Tiamat was moving further ahead of Axolotl, although Axolotl’s move behind the Island did not lose too much ground. Tiamat rounded the next two buoys and raced across the line at 14.16, Axolotl followed at 18.50.

Race conditions were becoming difficult with strong gusts of wind and strangely the tide was turning early, only 18 minutes into the race. Lev in White Angel capsized again and again he quickly recovered but decided to retire. Tiamat and Axolotl continued to fight the gusts and now the strengthening ebbing tide, and because of the change in the tide it was decided to conclude the race at two laps. Tiamat managed to complete the second lap at 29.15. Axolotl continued against the tide, but behind the trot moorings, trying to reach the Kew Buoy, had the added difficulty of avoiding numerous rowers. In particular a fast moving eight, scary. He eventually retired at 58mins. But a great effort.

An eventful race day, finished in the arch with the Commodore’PPs Rum and blackcurrant and good humour.

John Bull

First Race 2019, 10th March 2019

First Race of the season, 10th March 2019 , race report

The first event of the day was a ceremonial naming and anointing of our new safety boat, the ‘Kurt Berger’.  The old Dory had been swapped for the new, bright yellow, Whaly 435 the previous Sunday and she lay under the bridge swathed in black polythene throughout the week.  Today around a dozen sailors and friends wheeled it onto the top of the ramp where Margaret Berger did the naming honours in appropriate style with a thimble or two of champagne.  She (the boat) had been immaculately inscribed with her new name by David Jones.

Despite the number of sailors on hand there were, at first, no volunteers for the First Race.  A cold F4 gusting F5 or 6 was blasting straight down the river against an incoming tide, and those present soon decided to launch and test the ‘Kurt Berger’, and nothing else.  That was before Rob Adams heaved into sight in a dry suit and with an appetite for a challenge.  So as the ‘KB’ was put through her paces with a crew of four including Margaret, Rob’s laser skated across the choppy water in an abundance of spray in an exhilarating display of seamanship.  The safety boat served only as the platform for an admiring audience: rescue was not required.

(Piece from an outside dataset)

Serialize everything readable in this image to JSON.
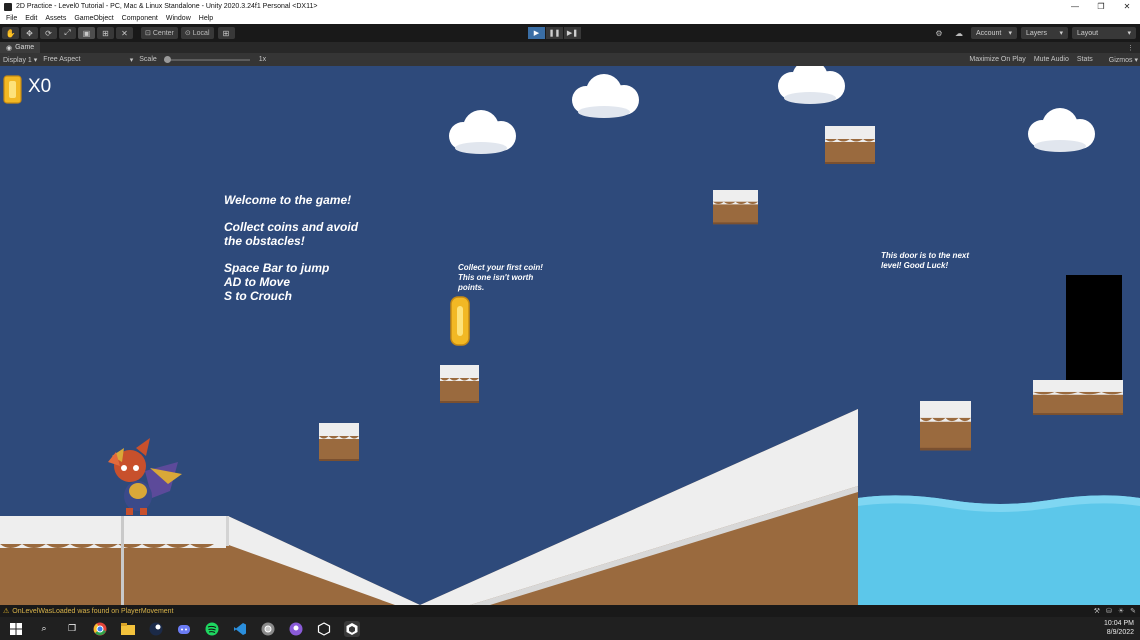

After 40 minutes or so both boats retired to the ramp where the ‘KB’ was man-handled up by a team of 6 or 8 into the yard.  She is significantly lighter than the Dory.  Rob Adams was, of course, awarded the First Race honours – it wasn’t his fault that no-one else joined in – and the assembly warmed up with tea, Margaret’s drizzle cake and Mary Brown’s flapjack.

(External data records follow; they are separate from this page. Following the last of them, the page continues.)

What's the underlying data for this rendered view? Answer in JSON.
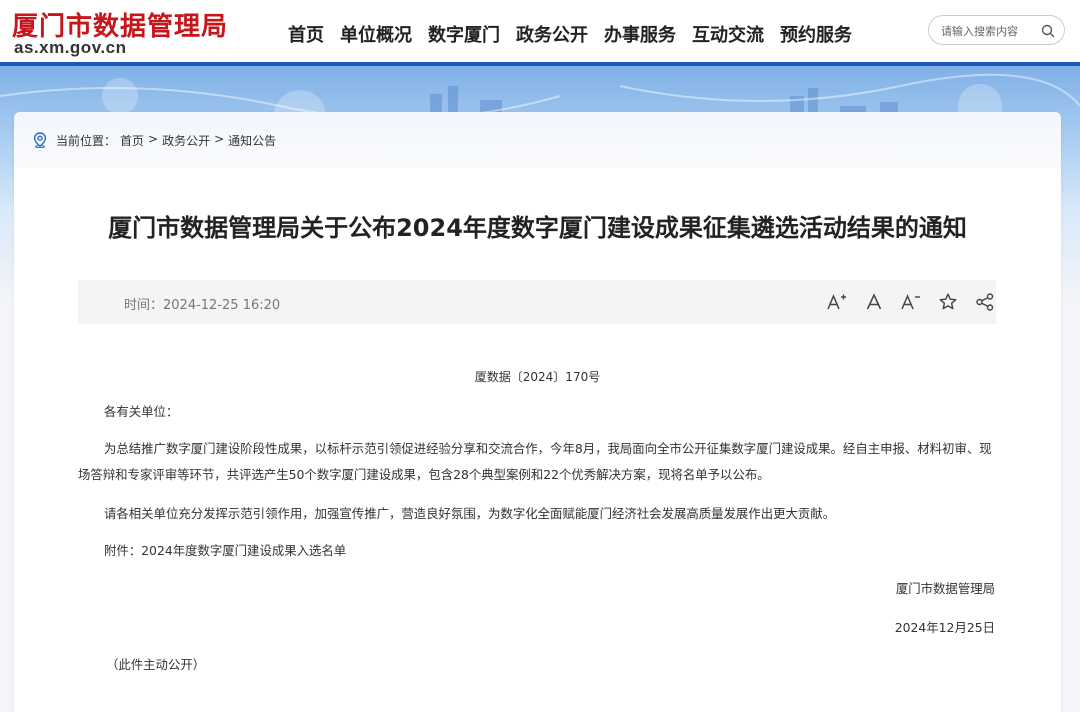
{
  "header": {
    "logo_title": "厦门市数据管理局",
    "logo_domain": "as.xm.gov.cn",
    "nav": [
      "首页",
      "单位概况",
      "数字厦门",
      "政务公开",
      "办事服务",
      "互动交流",
      "预约服务"
    ],
    "search": {
      "placeholder": "请输入搜索内容"
    }
  },
  "breadcrumb": {
    "prefix": "当前位置：",
    "items": [
      "首页",
      "政务公开",
      "通知公告"
    ],
    "separator": ">"
  },
  "article": {
    "title": "厦门市数据管理局关于公布2024年度数字厦门建设成果征集遴选活动结果的通知",
    "time_label": "时间：",
    "time_value": "2024-12-25 16:20",
    "doc_number": "厦数据〔2024〕170号",
    "salutation": "各有关单位：",
    "paragraph_1": "为总结推广数字厦门建设阶段性成果，以标杆示范引领促进经验分享和交流合作，今年8月，我局面向全市公开征集数字厦门建设成果。经自主申报、材料初审、现场答辩和专家评审等环节，共评选产生50个数字厦门建设成果，包含28个典型案例和22个优秀解决方案，现将名单予以公布。",
    "paragraph_2": "请各相关单位充分发挥示范引领作用，加强宣传推广，营造良好氛围，为数字化全面赋能厦门经济社会发展高质量发展作出更大贡献。",
    "attachment": "附件：2024年度数字厦门建设成果入选名单",
    "signature": "厦门市数据管理局",
    "date": "2024年12月25日",
    "note": "（此件主动公开）"
  },
  "tools": [
    "font-increase-icon",
    "font-normal-icon",
    "font-decrease-icon",
    "star-icon",
    "share-icon"
  ],
  "colors": {
    "brand_red": "#c6161b",
    "brand_blue": "#1a57b6"
  }
}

Next week it’s an early start (10:05) for an Isleworth race.